Client: Sony Alpha
Location: Belleville, WI, United States
Completion date: 2022
Lisa A. Frank
Lisa Frank Photography
Senior Producer, Sony Alpha Female+ Program
Sony Alpha Universe and Blue Pixel
Lisa Frank Photography
Beginning in November 2020 I traveled to 15 zoos to photograph animals in captivity with the plan of “staging” them inside the Thorne Miniature Rooms as updated natural history dioramas. This project was funded by a Sony Alpha Female+ grant.
“Captive Splendor” was created during a period in history when a global pandemic, environmental disasters, and social unrest forever altered our sense of home, health, and safety. The country was partially “locked-down” throughout the period this project was made, creating layers of meaning and unexpected narratives.
Like a cast of characters in a one-room drama, the animals interact with Mrs. Thorne’s domestic verisimilitude in ways more characteristic of humans. Part dollhouse, part theatrical set, part tableaux, the reimagined rooms juxtapose the wild with the cultivated using digital taxidermy and contemporary discomfort.
As our lives were miniaturized, so too, are the animals’ lives that I photographed.They are used as paper dolls, pasted and posed—stand-ins for humans, fixed in bygone days and controlled by human impulses.
“Captive Splendor” includes 31 of the Thorne Miniature Rooms. Over 150 species of animals are featured, the majority of which have a conservation status of “near threatened” to “critically endangered.”
I visited some of the most forward thinking zoos in America hoping to find clarity for myself about whether zoos needed to be at least partially relegated to a less enlightened era. I wrestled with my ambivalence and lack of educated wisdom.
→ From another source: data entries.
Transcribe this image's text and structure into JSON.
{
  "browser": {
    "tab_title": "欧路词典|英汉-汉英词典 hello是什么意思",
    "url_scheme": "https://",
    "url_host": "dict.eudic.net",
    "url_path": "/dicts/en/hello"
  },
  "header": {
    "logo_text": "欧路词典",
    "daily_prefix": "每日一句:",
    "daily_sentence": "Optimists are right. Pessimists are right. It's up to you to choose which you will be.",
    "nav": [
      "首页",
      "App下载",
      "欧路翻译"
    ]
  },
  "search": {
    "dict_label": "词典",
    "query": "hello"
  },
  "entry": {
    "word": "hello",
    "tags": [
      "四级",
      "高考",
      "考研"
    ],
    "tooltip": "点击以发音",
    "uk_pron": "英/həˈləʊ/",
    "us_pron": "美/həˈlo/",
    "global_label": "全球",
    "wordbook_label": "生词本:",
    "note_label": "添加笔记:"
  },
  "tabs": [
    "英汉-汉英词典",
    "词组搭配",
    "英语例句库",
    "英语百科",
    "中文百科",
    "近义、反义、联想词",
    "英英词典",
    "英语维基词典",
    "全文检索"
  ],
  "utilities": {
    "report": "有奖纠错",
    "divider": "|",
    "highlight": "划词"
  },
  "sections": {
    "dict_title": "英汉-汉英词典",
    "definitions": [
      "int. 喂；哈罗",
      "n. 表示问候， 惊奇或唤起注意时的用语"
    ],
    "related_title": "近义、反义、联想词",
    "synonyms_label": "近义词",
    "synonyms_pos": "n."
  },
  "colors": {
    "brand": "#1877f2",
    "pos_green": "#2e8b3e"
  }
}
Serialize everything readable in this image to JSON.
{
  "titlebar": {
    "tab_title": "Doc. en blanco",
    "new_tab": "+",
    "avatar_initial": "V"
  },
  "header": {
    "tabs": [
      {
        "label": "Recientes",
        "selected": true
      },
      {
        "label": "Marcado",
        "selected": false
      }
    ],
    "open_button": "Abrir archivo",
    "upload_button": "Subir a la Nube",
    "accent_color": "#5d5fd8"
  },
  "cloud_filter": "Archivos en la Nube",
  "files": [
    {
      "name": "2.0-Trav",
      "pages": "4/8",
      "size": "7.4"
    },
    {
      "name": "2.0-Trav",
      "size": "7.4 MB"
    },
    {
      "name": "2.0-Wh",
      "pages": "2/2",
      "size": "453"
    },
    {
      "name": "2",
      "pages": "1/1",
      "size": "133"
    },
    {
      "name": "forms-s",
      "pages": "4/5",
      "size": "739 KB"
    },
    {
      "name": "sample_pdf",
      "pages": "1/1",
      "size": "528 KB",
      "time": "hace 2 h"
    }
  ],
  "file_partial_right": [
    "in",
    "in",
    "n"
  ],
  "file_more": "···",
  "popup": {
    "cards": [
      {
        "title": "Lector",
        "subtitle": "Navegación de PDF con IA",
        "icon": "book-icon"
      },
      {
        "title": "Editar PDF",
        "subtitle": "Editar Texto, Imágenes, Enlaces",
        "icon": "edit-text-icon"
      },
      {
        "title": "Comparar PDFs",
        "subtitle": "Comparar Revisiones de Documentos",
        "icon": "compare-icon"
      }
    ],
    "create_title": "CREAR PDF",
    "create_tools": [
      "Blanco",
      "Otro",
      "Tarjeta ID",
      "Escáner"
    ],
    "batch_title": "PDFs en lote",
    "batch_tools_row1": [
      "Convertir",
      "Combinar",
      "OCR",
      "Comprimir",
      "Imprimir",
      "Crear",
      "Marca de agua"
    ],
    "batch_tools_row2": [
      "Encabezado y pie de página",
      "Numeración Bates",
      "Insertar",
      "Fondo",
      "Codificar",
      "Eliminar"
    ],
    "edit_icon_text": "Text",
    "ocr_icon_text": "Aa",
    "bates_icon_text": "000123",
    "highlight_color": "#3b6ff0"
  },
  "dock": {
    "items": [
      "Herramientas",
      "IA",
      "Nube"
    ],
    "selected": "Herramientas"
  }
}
I put that conflict aside, focusing instead on my project goal of imagining and endowing the “captives” with a life beyond their cages where power and independence have been returned to them and a new narrative is written. I wanted to invite the viewer into interiors that foregrounded this complex relationship and reveal the captivity we have shared.
“Captive Splendor” also had the goal of interpreting this strange exigency of COVID-era containments and curtailments. COVID brought a disorienting narrowness into our lives for months which culturally seemed not unlike the imposed barriers that challenge wild animals’ quality of life in captivity. Expanded narrative questions filtered into my process.
Are the animals performing for our pleasure? Have the humans disappeared into apocalyptic dust? Is this an insurrection? Have they turned against us—payback a long time coming for abuses too numerous to count? No longer “cooped up” in steel-barred cages or behind concrete moats, I wanted to show them free, and moving in.
I travelled and lived in a van outfitted with enough electrical sources to power my equipment. In order to reduce health risk I chose to only photograph animals that were in outdoor exhibits. I took photos of whatever animals were available during the window of time I was present for, then moved on.
Because of closures and new rules, I was unable to actually photograph the Thorne Rooms at the Art Institute of Chicago. I adapted low-res jpgs that were available (with a Creative Commons Zero designation). Although perfect for website use, they were not remotely at home with composited photos taken with a high resolution camera. What I appreciated about them was that they were all taken straight-on, emphasizing the connection to a proscenium theatrical set. I would not have been able to create those photos without tripods and with the glass and framing still in place. I decided to take up the low-res challenge.
I used Topaz Gigapixel AI, DeNoise AI and DXO Color Efex Pro to enlarge the .jpgs, soften their digital noise, and create painterly atmosphere. I culled through thousands of photographs that I had taken to find ones that could work perspectively. They were then cut-out and turned into Photoshop masks. Many layers of adjustments were made to create a convincing scene.
Between 1932 and 1940 in Chicago, Narcissa Thorne directed the construction of over 160 intricately constructed domestic interiors spanning the 13th century to circa 1940. These miniature reproductions were built at a scale of 1:12 (one inch equals one foot). The rooms were scrupulously finished using the same materials as the full sized originals they copied. Under her auspices, at least three dozen highly skilled artisans, architects, and interior designers were hired to achieve her vision, all during the Great Depression.